▶ _Task to carry out_
All of the records shown below need to be copied with no differences.

▶ _Stored dataset items_
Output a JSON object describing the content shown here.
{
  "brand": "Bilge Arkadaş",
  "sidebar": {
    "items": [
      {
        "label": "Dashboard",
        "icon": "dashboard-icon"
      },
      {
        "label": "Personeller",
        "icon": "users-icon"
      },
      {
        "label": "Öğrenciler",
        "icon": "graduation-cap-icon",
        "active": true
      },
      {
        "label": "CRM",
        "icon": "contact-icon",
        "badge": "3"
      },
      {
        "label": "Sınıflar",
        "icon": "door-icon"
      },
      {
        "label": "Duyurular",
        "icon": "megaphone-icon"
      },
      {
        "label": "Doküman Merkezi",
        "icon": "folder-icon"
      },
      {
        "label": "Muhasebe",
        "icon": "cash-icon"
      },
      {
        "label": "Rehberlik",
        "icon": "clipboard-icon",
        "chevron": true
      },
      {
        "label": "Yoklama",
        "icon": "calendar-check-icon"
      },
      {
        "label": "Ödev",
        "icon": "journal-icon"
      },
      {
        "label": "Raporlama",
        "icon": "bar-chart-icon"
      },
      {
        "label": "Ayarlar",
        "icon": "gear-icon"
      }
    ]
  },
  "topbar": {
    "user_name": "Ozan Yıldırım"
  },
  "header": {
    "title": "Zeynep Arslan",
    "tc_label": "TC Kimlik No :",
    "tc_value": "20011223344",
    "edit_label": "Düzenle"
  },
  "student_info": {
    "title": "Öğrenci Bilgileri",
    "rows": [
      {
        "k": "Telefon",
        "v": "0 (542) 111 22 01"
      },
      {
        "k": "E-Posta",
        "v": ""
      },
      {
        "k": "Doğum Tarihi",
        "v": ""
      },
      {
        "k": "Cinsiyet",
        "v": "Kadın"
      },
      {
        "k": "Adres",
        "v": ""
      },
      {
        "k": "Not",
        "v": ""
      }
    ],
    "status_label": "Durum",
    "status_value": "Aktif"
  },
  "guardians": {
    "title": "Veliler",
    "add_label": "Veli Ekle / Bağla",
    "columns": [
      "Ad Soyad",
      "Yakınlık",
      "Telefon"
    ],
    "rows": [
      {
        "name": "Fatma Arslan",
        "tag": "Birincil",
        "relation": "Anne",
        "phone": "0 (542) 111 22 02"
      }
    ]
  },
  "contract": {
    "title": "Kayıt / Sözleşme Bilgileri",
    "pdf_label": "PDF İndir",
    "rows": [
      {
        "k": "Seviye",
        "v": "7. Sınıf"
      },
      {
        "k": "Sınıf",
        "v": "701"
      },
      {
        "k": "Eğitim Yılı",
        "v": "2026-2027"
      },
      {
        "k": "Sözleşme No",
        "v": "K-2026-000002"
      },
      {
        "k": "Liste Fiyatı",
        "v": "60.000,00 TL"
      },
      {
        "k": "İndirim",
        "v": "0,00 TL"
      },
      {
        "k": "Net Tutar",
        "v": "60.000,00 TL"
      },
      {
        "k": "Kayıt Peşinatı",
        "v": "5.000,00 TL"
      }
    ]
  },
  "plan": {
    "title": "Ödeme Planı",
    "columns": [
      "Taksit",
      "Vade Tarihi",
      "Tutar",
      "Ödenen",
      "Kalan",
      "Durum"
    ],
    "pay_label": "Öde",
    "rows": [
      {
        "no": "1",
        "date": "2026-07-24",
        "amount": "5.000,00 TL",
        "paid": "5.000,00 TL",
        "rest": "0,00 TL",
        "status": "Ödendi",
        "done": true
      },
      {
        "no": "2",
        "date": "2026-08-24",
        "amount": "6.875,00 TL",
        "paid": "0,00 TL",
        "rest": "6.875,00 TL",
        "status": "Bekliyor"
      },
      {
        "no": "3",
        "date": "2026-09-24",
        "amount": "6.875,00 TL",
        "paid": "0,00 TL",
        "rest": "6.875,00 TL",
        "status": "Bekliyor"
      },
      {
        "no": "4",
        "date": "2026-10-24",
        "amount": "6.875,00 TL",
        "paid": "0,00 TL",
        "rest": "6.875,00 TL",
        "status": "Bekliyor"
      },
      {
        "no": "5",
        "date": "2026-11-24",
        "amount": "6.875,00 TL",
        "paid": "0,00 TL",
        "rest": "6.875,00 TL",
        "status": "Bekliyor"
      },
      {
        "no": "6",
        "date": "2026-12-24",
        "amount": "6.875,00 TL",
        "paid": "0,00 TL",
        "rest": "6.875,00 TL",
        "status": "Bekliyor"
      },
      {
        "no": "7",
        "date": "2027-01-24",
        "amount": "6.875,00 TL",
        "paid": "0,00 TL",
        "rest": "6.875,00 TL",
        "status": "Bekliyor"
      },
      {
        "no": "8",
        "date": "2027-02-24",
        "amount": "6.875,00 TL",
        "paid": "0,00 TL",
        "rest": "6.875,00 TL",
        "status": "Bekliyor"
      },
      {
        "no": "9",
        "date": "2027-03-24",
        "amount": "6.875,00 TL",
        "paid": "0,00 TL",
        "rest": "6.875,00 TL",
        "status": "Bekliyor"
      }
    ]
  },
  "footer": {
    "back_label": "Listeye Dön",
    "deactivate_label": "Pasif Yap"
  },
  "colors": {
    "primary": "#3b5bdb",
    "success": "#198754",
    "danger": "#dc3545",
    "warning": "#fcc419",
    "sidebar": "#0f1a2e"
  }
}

▶ _Response_
Output a JSON object describing the content shown here.
{
  "brand": "Bilge Arkadaş",
  "sidebar": {
    "items": [
      {
        "label": "Dashboard",
        "icon": "dashboard-icon"
      },
      {
        "label": "Personeller",
        "icon": "users-icon"
      },
      {
        "label": "Öğrenciler",
        "icon": "graduation-cap-icon",
        "active": true
      },
      {
        "label": "CRM",
        "icon": "contact-icon",
        "badge": "3"
      },
      {
        "label": "Sınıflar",
        "icon": "door-icon"
      },
      {
        "label": "Duyurular",
        "icon": "megaphone-icon"
      },
      {
        "label": "Doküman Merkezi",
        "icon": "folder-icon"
      },
      {
        "label": "Muhasebe",
        "icon": "cash-icon"
      },
      {
        "label": "Rehberlik",
        "icon": "clipboard-icon",
        "chevron": true
      },
      {
        "label": "Yoklama",
        "icon": "calendar-check-icon"
      },
      {
        "label": "Ödev",
        "icon": "journal-icon"
      },
      {
        "label": "Raporlama",
        "icon": "bar-chart-icon"
      },
      {
        "label": "Ayarlar",
        "icon": "gear-icon"
      }
    ]
  },
  "topbar": {
    "user_name": "Ozan Yıldırım"
  },
  "header": {
    "title": "Zeynep Arslan",
    "tc_label": "TC Kimlik No :",
    "tc_value": "20011223344",
    "edit_label": "Düzenle"
  },
  "student_info": {
    "title": "Öğrenci Bilgileri",
    "rows": [
      {
        "k": "Telefon",
        "v": "0 (542) 111 22 01"
      },
      {
        "k": "E-Posta",
        "v": ""
      },
      {
        "k": "Doğum Tarihi",
        "v": ""
      },
      {
        "k": "Cinsiyet",
        "v": "Kadın"
      },
      {
        "k": "Adres",
        "v": ""
      },
      {
        "k": "Not",
        "v": ""
      }
    ],
    "status_label": "Durum",
    "status_value": "Aktif"
  },
  "guardians": {
    "title": "Veliler",
    "add_label": "Veli Ekle / Bağla",
    "columns": [
      "Ad Soyad",
      "Yakınlık",
      "Telefon"
    ],
    "rows": [
      {
        "name": "Fatma Arslan",
        "tag": "Birincil",
        "relation": "Anne",
        "phone": "0 (542) 111 22 02"
      }
    ]
  },
  "contract": {
    "title": "Kayıt / Sözleşme Bilgileri",
    "pdf_label": "PDF İndir",
    "rows": [
      {
        "k": "Seviye",
        "v": "7. Sınıf"
      },
      {
        "k": "Sınıf",
        "v": "701"
      },
      {
        "k": "Eğitim Yılı",
        "v": "2026-2027"
      },
      {
        "k": "Sözleşme No",
        "v": "K-2026-000002"
      },
      {
        "k": "Liste Fiyatı",
        "v": "60.000,00 TL"
      },
      {
        "k": "İndirim",
        "v": "0,00 TL"
      },
      {
        "k": "Net Tutar",
        "v": "60.000,00 TL"
      },
      {
        "k": "Kayıt Peşinatı",
        "v": "5.000,00 TL"
      }
    ]
  },
  "plan": {
    "title": "Ödeme Planı",
    "columns": [
      "Taksit",
      "Vade Tarihi",
      "Tutar",
      "Ödenen",
      "Kalan",
      "Durum"
    ],
    "pay_label": "Öde",
    "rows": [
      {
        "no": "1",
        "date": "2026-07-24",
        "amount": "5.000,00 TL",
        "paid": "5.000,00 TL",
        "rest": "0,00 TL",
        "status": "Ödendi",
        "done": true
      },
      {
        "no": "2",
        "date": "2026-08-24",
        "amount": "6.875,00 TL",
        "paid": "0,00 TL",
        "rest": "6.875,00 TL",
        "status": "Bekliyor"
      },
      {
        "no": "3",
        "date": "2026-09-24",
        "amount": "6.875,00 TL",
        "paid": "0,00 TL",
        "rest": "6.875,00 TL",
        "status": "Bekliyor"
      },
      {
        "no": "4",
        "date": "2026-10-24",
        "amount": "6.875,00 TL",
        "paid": "0,00 TL",
        "rest": "6.875,00 TL",
        "status": "Bekliyor"
      },
      {
        "no": "5",
        "date": "2026-11-24",
        "amount": "6.875,00 TL",
        "paid": "0,00 TL",
        "rest": "6.875,00 TL",
        "status": "Bekliyor"
      },
      {
        "no": "6",
        "date": "2026-12-24",
        "amount": "6.875,00 TL",
        "paid": "0,00 TL",
        "rest": "6.875,00 TL",
        "status": "Bekliyor"
      },
      {
        "no": "7",
        "date": "2027-01-24",
        "amount": "6.875,00 TL",
        "paid": "0,00 TL",
        "rest": "6.875,00 TL",
        "status": "Bekliyor"
      },
      {
        "no": "8",
        "date": "2027-02-24",
        "amount": "6.875,00 TL",
        "paid": "0,00 TL",
        "rest": "6.875,00 TL",
        "status": "Bekliyor"
      },
      {
        "no": "9",
        "date": "2027-03-24",
        "amount": "6.875,00 TL",
        "paid": "0,00 TL",
        "rest": "6.875,00 TL",
        "status": "Bekliyor"
      }
    ]
  },
  "footer": {
    "back_label": "Listeye Dön",
    "deactivate_label": "Pasif Yap"
  },
  "colors": {
    "primary": "#3b5bdb",
    "success": "#198754",
    "danger": "#dc3545",
    "warning": "#fcc419",
    "sidebar": "#0f1a2e"
  }
}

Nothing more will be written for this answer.